Like the Kelston Boys' High School premier basketball team, Linus Jakszt has come a long way in just three years.
The 17-year-old Year 13 sports prefect was a fast learner, taking up basketball in earnest in 2013 when Kelston were halfway through a five-year plan to make it back to the top flight of schools basketball.
Jakszt had height and athleticism, honed by a football background, but he lacked understanding of the nuances of the game and you couldn't ask him to lay up with his left hand.
"They were going off to a junior prems tournament in Rotorua. I jumped in and learned the rules on the way to the event," he says.
The rest is, as they say, history. Now he is the captain as Kelston makes a successful re-entry into premier league basketball. His coach Jeff Fahrensohn calls him their "franchise player".
Used as a power forward, small forward or centre, Jakszt is the go-to man at either end of the floor. In the April qualifying tournament he poured in 48 points against Macleans, averaging 28 ppg for the competition, and has put up consistent numbers, and three double doubles, in Kelston's four premier league games: 27 points and 12 rebounds against Westlake, 28 and 21 against Liston, 23 and eight against Onehunga and 32 and 12 just last Friday night in the narrow win over Rosmini.
"My personal goal going into each game is to average 25 points and get as many rebounds as possible," declares Jakszt.
Kelston are proving more than competitive and have their goals for this season, and the success of this team is proof that Kelston is far more than just a rugby and league school.
"Basketball is now back in prems and it's getting acknowledged by the school, which is great," Jakszt says.
The jump is a big one from where they were in 2015, playing in the Western Zone Under 19 league. The players in prems are taller, more experienced and with real basketball pedigree. At 199cm Jakszt bangs bodies with the best.
He was good enough to play for the New Zealand Under 17s last year, which saw him pulled in to train with the NBL side the Super City Rangers, for whom he appeared in the pre-season. Throw in Saturday club play for the Waitakere Under 19s and his senior studies and Jakszt has rather a full plate.
"The Under 19s is ... really competitive. Harbour is our main opponent, with the Westlake and Rangi boys, but it's real good fun."
He may be busy but he knows the sacrifices that go with wanting to go higher in his sport.
"You don't have much time to go out anyway if you want to do the thing you love."
He is knuckling down with his studies too, as that will be a factor in his quest for a US college basketball scholarship next year. That and the Junior Tall Blacks are his 2017 goals.
So is he inspired by Steven Adams and his NBA exploits with Oklahoma City Thunder?
"I love watching him. They are my favourite team. I met him at a camp at Trusts Stadium, he's a real cool dude," says Jakszt, who, like Adams, thirsts for improvement.
"I'm working on being a better shooter. I want to spread the floor too, so I'm working on [handling]."
Jakszt has the talent and the work ethic, and Kelston will benefit in the short-term.
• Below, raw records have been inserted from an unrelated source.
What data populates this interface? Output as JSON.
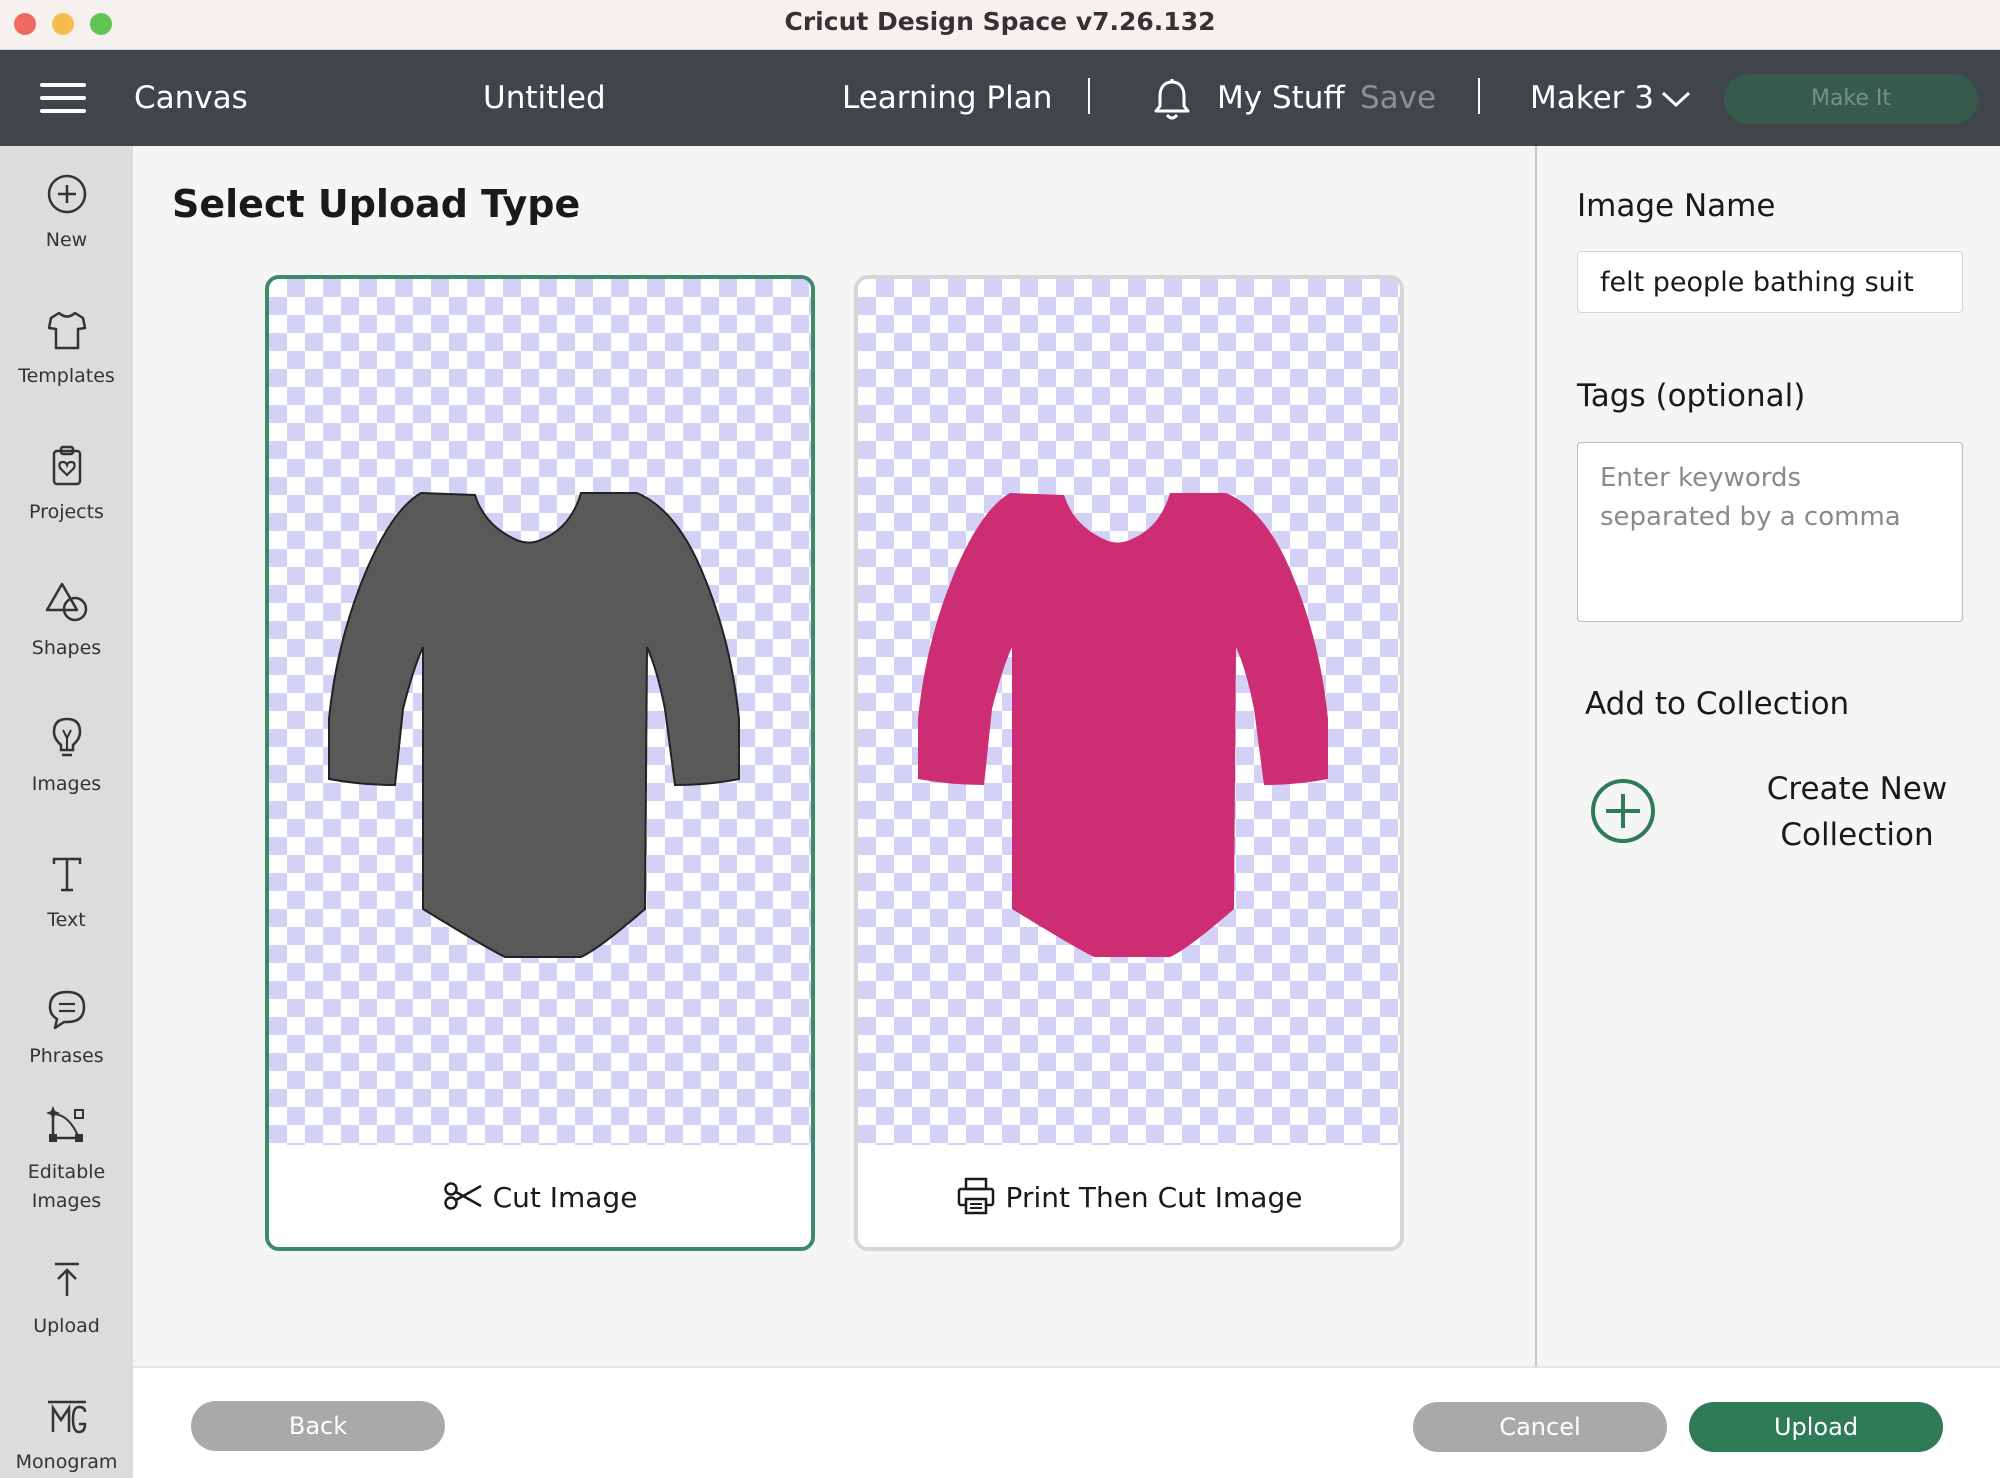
{
  "window": {
    "title": "Cricut Design Space  v7.26.132"
  },
  "topnav": {
    "canvas_label": "Canvas",
    "project_name": "Untitled",
    "learning_plan": "Learning Plan",
    "separator": "|",
    "my_stuff": "My Stuff",
    "save": "Save",
    "machine": "Maker 3",
    "make_it": "Make It"
  },
  "sidebar": {
    "items": [
      {
        "label": "New",
        "icon": "plus-circle-icon"
      },
      {
        "label": "Templates",
        "icon": "tshirt-icon"
      },
      {
        "label": "Projects",
        "icon": "clipboard-heart-icon"
      },
      {
        "label": "Shapes",
        "icon": "shapes-icon"
      },
      {
        "label": "Images",
        "icon": "lightbulb-icon"
      },
      {
        "label": "Text",
        "icon": "text-icon"
      },
      {
        "label": "Phrases",
        "icon": "speech-bubble-icon"
      },
      {
        "label": "Editable\nImages",
        "icon": "vector-edit-icon"
      },
      {
        "label": "Upload",
        "icon": "upload-arrow-icon"
      },
      {
        "label": "Monogram",
        "icon": "monogram-icon"
      }
    ]
  },
  "main": {
    "title": "Select Upload Type",
    "cards": [
      {
        "label": "Cut Image",
        "icon": "scissors-icon",
        "selected": true,
        "garment_color": "#595959"
      },
      {
        "label": "Print Then Cut Image",
        "icon": "printer-icon",
        "selected": false,
        "garment_color": "#cd2d72"
      }
    ]
  },
  "right_panel": {
    "image_name_label": "Image Name",
    "image_name_value": "felt people bathing suit",
    "tags_label": "Tags (optional)",
    "tags_placeholder": "Enter keywords separated by a comma",
    "add_collection_label": "Add to Collection",
    "create_new_collection": "Create New Collection"
  },
  "bottom": {
    "back": "Back",
    "cancel": "Cancel",
    "upload": "Upload"
  },
  "colors": {
    "accent_green": "#2f7a57",
    "nav_bg": "#40454a",
    "selected_border": "#3b8b6a"
  }
}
Coach hopes to tick off second goal
When Jeff Fahrensohn took the coaching reins at Kelston BHS's basketball programme in 2011, the sport at the west Auckland school was at a low ebb.
Despite a proud basketball history, which included winning the nationals in 1982, the top team were relegated from the premier league at the end of 2010. There was a lack of pride and numbers.
"There were only 3-4 turning up to trainings," says Fahrensohn, an old boy and former NBL player.
Along with old boys Shane Compain and Tom Blair, who all played NBL together for the Waitakere Rangers, they presented a five-year plan to return to premier league. They hit their five-year deadline. But it needed building from the Year 9s up, not recruiting from other schools.
Fahrensohn visited local intermediate schools and cranked up the Kelston basketball academy. His 2016 captain Linus Jakszt was one of the raw prospects who was unearthed.
After gradual progress made by the top Under 19 side, they arrived at the premier qualifying tournament in April needing a top two finish to win the coveted promotion. Critical wins over St Kentigern and Mt Roskill Grammar saw Kelston, to great jubilation, back in the top flight, along with MAGS. They have now won three of their first four games to lie second equal.
"They understand that they might not be as skilled as the top schools, but if they can be fitter, they can run harder and longer," says Fahrensohn, tipping his hat to trainer Brent Ihaka.
The school has six teams this year. There is a 30-page playbook entitled The Brotherhood, which encapsulates the ethos and philosophy of Kelston basketball.
The first goal - winning promotion - can be ticked off. Now the aim is a top half of the table finish to qualify for the schools nationals for the first time since 2010.
On Friday, Kelston face MAGS at Avondale College. Tipoff is at 7.30pm.